Aim of the exercise: Please repeat every entry exactly as given, apart from dropping the images.

Records provided:
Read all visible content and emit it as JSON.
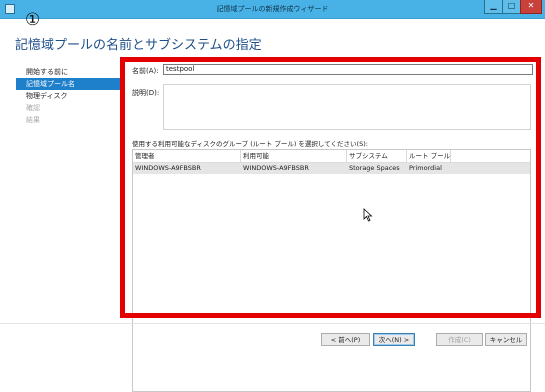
{
  "window": {
    "title": "記憶域プールの新規作成ウィザード",
    "minimize_glyph": "▁",
    "maximize_glyph": "□",
    "close_glyph": "✕"
  },
  "annotation": "①",
  "page_title": "記憶域プールの名前とサブシステムの指定",
  "nav": {
    "items": [
      {
        "label": "開始する前に",
        "state": "normal"
      },
      {
        "label": "記憶域プール名",
        "state": "active"
      },
      {
        "label": "物理ディスク",
        "state": "normal"
      },
      {
        "label": "確認",
        "state": "disabled"
      },
      {
        "label": "結果",
        "state": "disabled"
      }
    ]
  },
  "form": {
    "name_label": "名前(A):",
    "name_value": "testpool",
    "description_label": "説明(D):",
    "description_value": "",
    "group_label": "使用する利用可能なディスクのグループ (ルート プール) を選択してください(S):"
  },
  "table": {
    "columns": [
      "管理者",
      "利用可能",
      "サブシステム",
      "ルート プール"
    ],
    "rows": [
      [
        "WINDOWS-A9FBSBR",
        "WINDOWS-A9FBSBR",
        "Storage Spaces",
        "Primordial"
      ]
    ]
  },
  "buttons": {
    "prev": "< 前へ(P)",
    "next": "次へ(N) >",
    "create": "作成(C)",
    "cancel": "キャンセル"
  },
  "colors": {
    "titlebar": "#48b2e6",
    "nav_active": "#1e7fcb",
    "highlight_box": "#e50000",
    "page_title": "#1e4f8a"
  }
}
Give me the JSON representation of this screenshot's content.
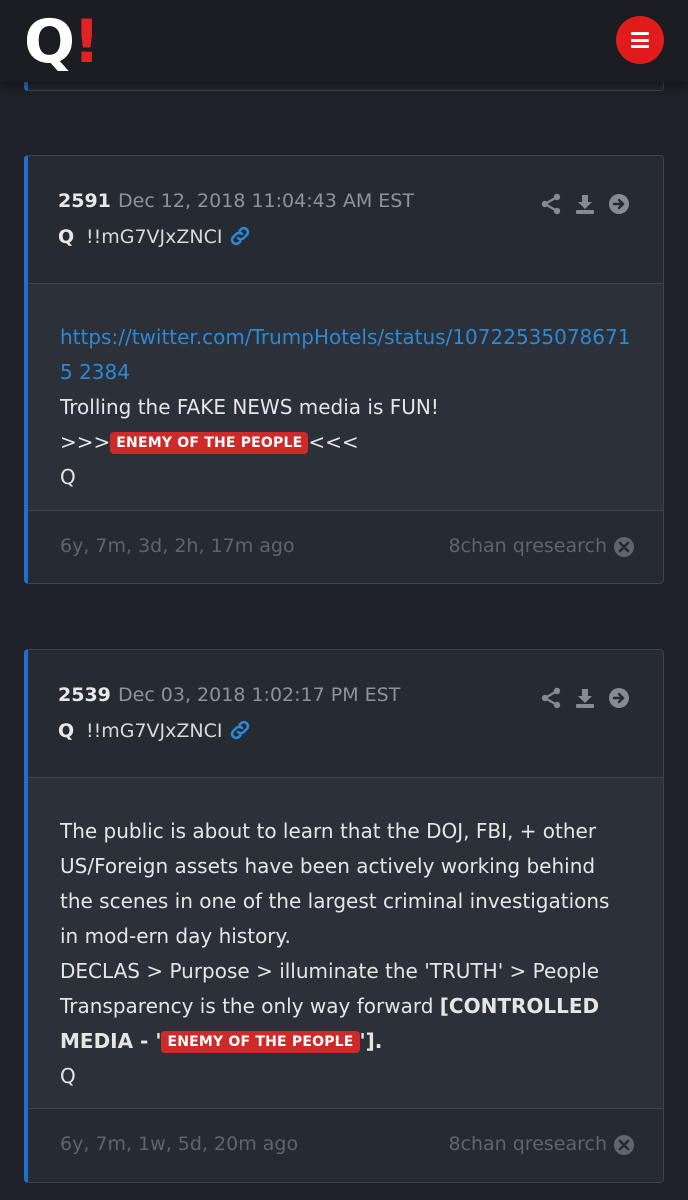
{
  "header": {
    "logo_letter": "Q",
    "logo_mark": "!"
  },
  "posts": [
    {
      "number": "2591",
      "date": "Dec 12, 2018 11:04:43 AM EST",
      "author": "Q",
      "tripcode": "!!mG7VJxZNCI",
      "link": "https://twitter.com/TrumpHotels/status/107225350786715 2384",
      "line1": "Trolling the FAKE NEWS media is FUN!",
      "prefix": ">>>",
      "tag": "ENEMY OF THE PEOPLE",
      "suffix": "<<<",
      "sign": "Q",
      "ago": "6y, 7m, 3d, 2h, 17m ago",
      "source": "8chan qresearch"
    },
    {
      "number": "2539",
      "date": "Dec 03, 2018 1:02:17 PM EST",
      "author": "Q",
      "tripcode": "!!mG7VJxZNCI",
      "para": "The public is about to learn that the DOJ, FBI, + other US/Foreign assets have been actively working behind the scenes in one of the largest criminal investigations in mod-ern day history.",
      "line2": "DECLAS > Purpose > illuminate the 'TRUTH' > People",
      "line3": "Transparency is the only way forward ",
      "bold1": "[CONTROLLED MEDIA - '",
      "tag": "ENEMY OF THE PEOPLE",
      "bold2": "'].",
      "sign": "Q",
      "ago": "6y, 7m, 1w, 5d, 20m ago",
      "source": "8chan qresearch"
    }
  ],
  "colors": {
    "accent": "#1f6fd0",
    "tag_bg": "#cf2a2a",
    "menu_bg": "#e11b1b",
    "link": "#2b89d6"
  }
}
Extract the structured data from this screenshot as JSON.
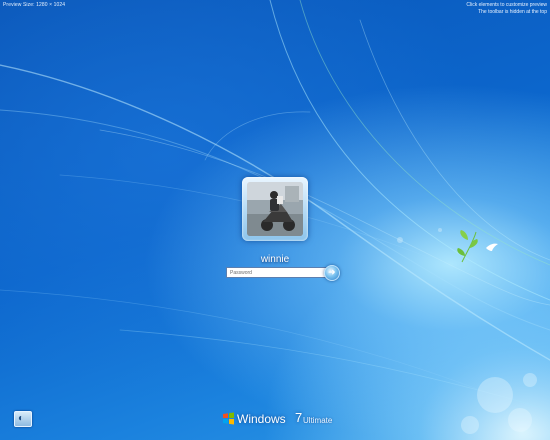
{
  "preview": {
    "size_label": "Preview Size: 1280 × 1024",
    "hint_line1": "Click elements to customize preview",
    "hint_line2": "The toolbar is hidden at the top"
  },
  "login": {
    "username": "winnie",
    "password_placeholder": "Password",
    "password_value": "",
    "submit_icon": "arrow-right-icon"
  },
  "ease_of_access": {
    "icon": "ease-of-access-icon"
  },
  "branding": {
    "name": "Windows",
    "version": "7",
    "edition": "Ultimate",
    "logo_icon": "windows-flag-icon"
  },
  "colors": {
    "background_primary": "#0c66cc",
    "background_highlight": "#b4ebff",
    "text": "#ffffff"
  }
}
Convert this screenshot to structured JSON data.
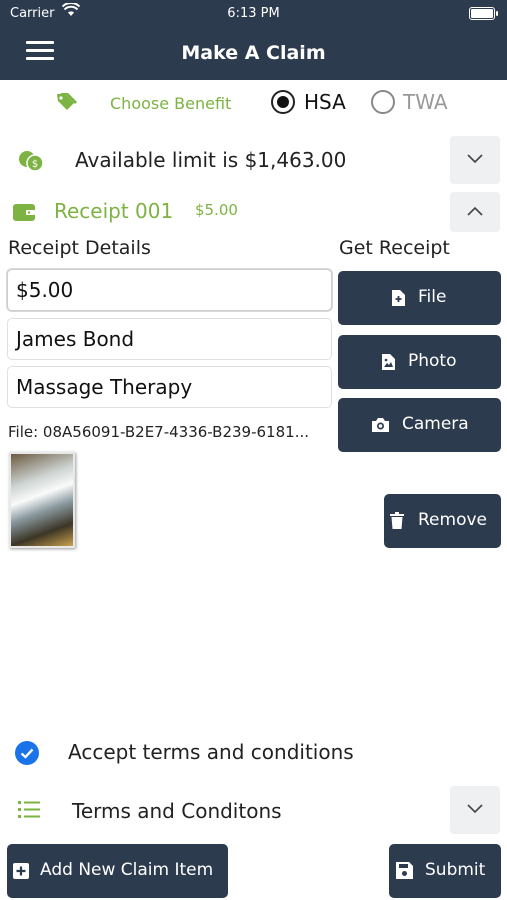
{
  "status_bar": {
    "carrier": "Carrier",
    "time": "6:13 PM"
  },
  "nav": {
    "title": "Make A Claim",
    "menu_icon": "hamburger-icon"
  },
  "benefit": {
    "label": "Choose Benefit",
    "icon": "tag-icon",
    "options": [
      {
        "label": "HSA",
        "selected": true
      },
      {
        "label": "TWA",
        "selected": false
      }
    ]
  },
  "limit": {
    "text": "Available limit is $1,463.00",
    "icon": "money-icon",
    "expanded": false
  },
  "receipt": {
    "title": "Receipt 001",
    "amount": "$5.00",
    "icon": "wallet-icon",
    "expanded": true,
    "details_label": "Receipt Details",
    "get_label": "Get Receipt",
    "fields": {
      "amount": "$5.00",
      "name": "James Bond",
      "service": "Massage Therapy"
    },
    "file_text": "File: 08A56091-B2E7-4336-B239-6181...",
    "buttons": {
      "file": "File",
      "photo": "Photo",
      "camera": "Camera",
      "remove": "Remove"
    }
  },
  "accept": {
    "text": "Accept terms and conditions",
    "checked": true
  },
  "terms": {
    "text": "Terms and Conditons",
    "icon": "list-icon"
  },
  "footer": {
    "add_label": "Add New Claim Item",
    "submit_label": "Submit"
  },
  "colors": {
    "navy": "#2d3b4e",
    "green": "#7cb342",
    "blue": "#1a73e8"
  }
}
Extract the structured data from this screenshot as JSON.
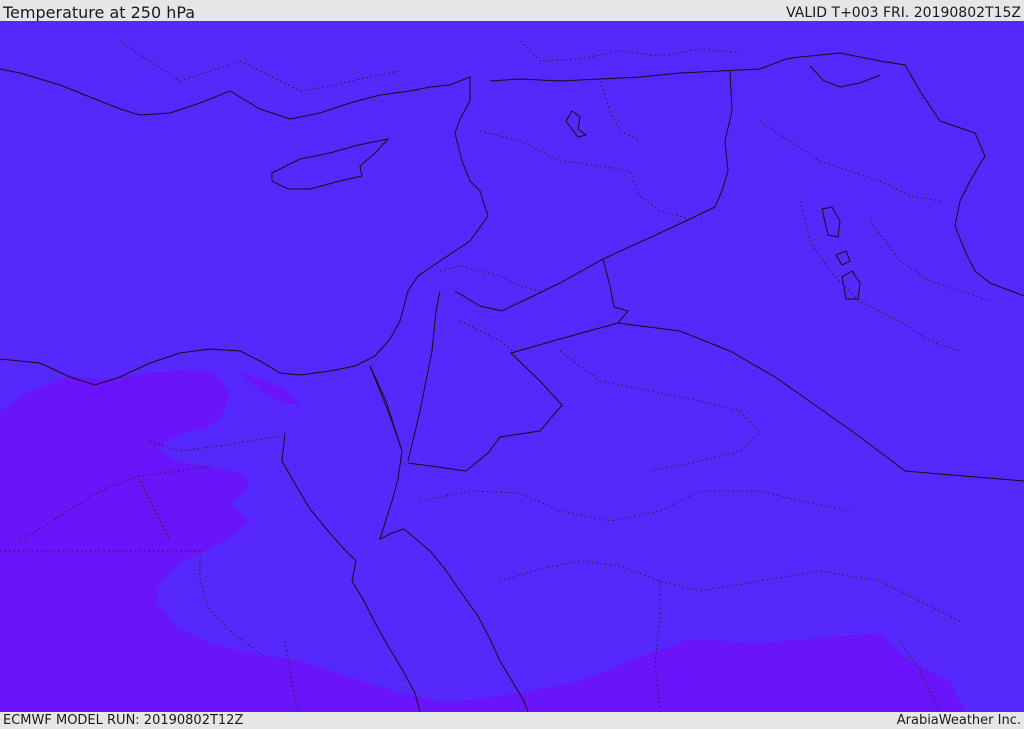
{
  "header": {
    "title": "Temperature at 250 hPa",
    "valid": "VALID T+003 FRI. 20190802T15Z"
  },
  "footer": {
    "model_run": "ECMWF MODEL RUN: 20190802T12Z",
    "credit": "ArabiaWeather Inc."
  },
  "map": {
    "colors": {
      "field_main": "#5728fc",
      "field_warm": "#6a14fb",
      "borders": "#111111"
    }
  }
}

Response:
Read all visible content and emit it as JSON.
{
  "window": {
    "title": "記憶域プールの新規作成ウィザード",
    "minimize_glyph": "▁",
    "maximize_glyph": "□",
    "close_glyph": "✕"
  },
  "annotation": "①",
  "page_title": "記憶域プールの名前とサブシステムの指定",
  "nav": {
    "items": [
      {
        "label": "開始する前に",
        "state": "normal"
      },
      {
        "label": "記憶域プール名",
        "state": "active"
      },
      {
        "label": "物理ディスク",
        "state": "normal"
      },
      {
        "label": "確認",
        "state": "disabled"
      },
      {
        "label": "結果",
        "state": "disabled"
      }
    ]
  },
  "form": {
    "name_label": "名前(A):",
    "name_value": "testpool",
    "description_label": "説明(D):",
    "description_value": "",
    "group_label": "使用する利用可能なディスクのグループ (ルート プール) を選択してください(S):"
  },
  "table": {
    "columns": [
      "管理者",
      "利用可能",
      "サブシステム",
      "ルート プール"
    ],
    "rows": [
      [
        "WINDOWS-A9FBSBR",
        "WINDOWS-A9FBSBR",
        "Storage Spaces",
        "Primordial"
      ]
    ]
  },
  "buttons": {
    "prev": "< 前へ(P)",
    "next": "次へ(N) >",
    "create": "作成(C)",
    "cancel": "キャンセル"
  },
  "colors": {
    "titlebar": "#48b2e6",
    "nav_active": "#1e7fcb",
    "highlight_box": "#e50000",
    "page_title": "#1e4f8a"
  }
}
Give me the JSON representation of this screenshot's content.
{
  "header": {
    "logo_letter": "Q",
    "logo_mark": "!"
  },
  "posts": [
    {
      "number": "2591",
      "date": "Dec 12, 2018 11:04:43 AM EST",
      "author": "Q",
      "tripcode": "!!mG7VJxZNCI",
      "link": "https://twitter.com/TrumpHotels/status/107225350786715 2384",
      "line1": "Trolling the FAKE NEWS media is FUN!",
      "prefix": ">>>",
      "tag": "ENEMY OF THE PEOPLE",
      "suffix": "<<<",
      "sign": "Q",
      "ago": "6y, 7m, 3d, 2h, 17m ago",
      "source": "8chan qresearch"
    },
    {
      "number": "2539",
      "date": "Dec 03, 2018 1:02:17 PM EST",
      "author": "Q",
      "tripcode": "!!mG7VJxZNCI",
      "para": "The public is about to learn that the DOJ, FBI, + other US/Foreign assets have been actively working behind the scenes in one of the largest criminal investigations in mod-ern day history.",
      "line2": "DECLAS > Purpose > illuminate the 'TRUTH' > People",
      "line3": "Transparency is the only way forward ",
      "bold1": "[CONTROLLED MEDIA - '",
      "tag": "ENEMY OF THE PEOPLE",
      "bold2": "'].",
      "sign": "Q",
      "ago": "6y, 7m, 1w, 5d, 20m ago",
      "source": "8chan qresearch"
    }
  ],
  "colors": {
    "accent": "#1f6fd0",
    "tag_bg": "#cf2a2a",
    "menu_bg": "#e11b1b",
    "link": "#2b89d6"
  }
}
Extract the structured data from this screenshot as JSON.
{
  "preview": {
    "size_label": "Preview Size: 1280 × 1024",
    "hint_line1": "Click elements to customize preview",
    "hint_line2": "The toolbar is hidden at the top"
  },
  "login": {
    "username": "winnie",
    "password_placeholder": "Password",
    "password_value": "",
    "submit_icon": "arrow-right-icon"
  },
  "ease_of_access": {
    "icon": "ease-of-access-icon"
  },
  "branding": {
    "name": "Windows",
    "version": "7",
    "edition": "Ultimate",
    "logo_icon": "windows-flag-icon"
  },
  "colors": {
    "background_primary": "#0c66cc",
    "background_highlight": "#b4ebff",
    "text": "#ffffff"
  }
}
Convert this screenshot to structured JSON data.
{
  "status_bar": {
    "carrier": "Carrier",
    "time": "6:13 PM"
  },
  "nav": {
    "title": "Make A Claim",
    "menu_icon": "hamburger-icon"
  },
  "benefit": {
    "label": "Choose Benefit",
    "icon": "tag-icon",
    "options": [
      {
        "label": "HSA",
        "selected": true
      },
      {
        "label": "TWA",
        "selected": false
      }
    ]
  },
  "limit": {
    "text": "Available limit is $1,463.00",
    "icon": "money-icon",
    "expanded": false
  },
  "receipt": {
    "title": "Receipt 001",
    "amount": "$5.00",
    "icon": "wallet-icon",
    "expanded": true,
    "details_label": "Receipt Details",
    "get_label": "Get Receipt",
    "fields": {
      "amount": "$5.00",
      "name": "James Bond",
      "service": "Massage Therapy"
    },
    "file_text": "File: 08A56091-B2E7-4336-B239-6181...",
    "buttons": {
      "file": "File",
      "photo": "Photo",
      "camera": "Camera",
      "remove": "Remove"
    }
  },
  "accept": {
    "text": "Accept terms and conditions",
    "checked": true
  },
  "terms": {
    "text": "Terms and Conditons",
    "icon": "list-icon"
  },
  "footer": {
    "add_label": "Add New Claim Item",
    "submit_label": "Submit"
  },
  "colors": {
    "navy": "#2d3b4e",
    "green": "#7cb342",
    "blue": "#1a73e8"
  }
}
Extract the structured data from this screenshot as JSON.
{
  "header": {
    "title": "Temperature at 250 hPa",
    "valid": "VALID T+003 FRI. 20190802T15Z"
  },
  "footer": {
    "model_run": "ECMWF MODEL RUN: 20190802T12Z",
    "credit": "ArabiaWeather Inc."
  },
  "map": {
    "colors": {
      "field_main": "#5728fc",
      "field_warm": "#6a14fb",
      "borders": "#111111"
    }
  }
}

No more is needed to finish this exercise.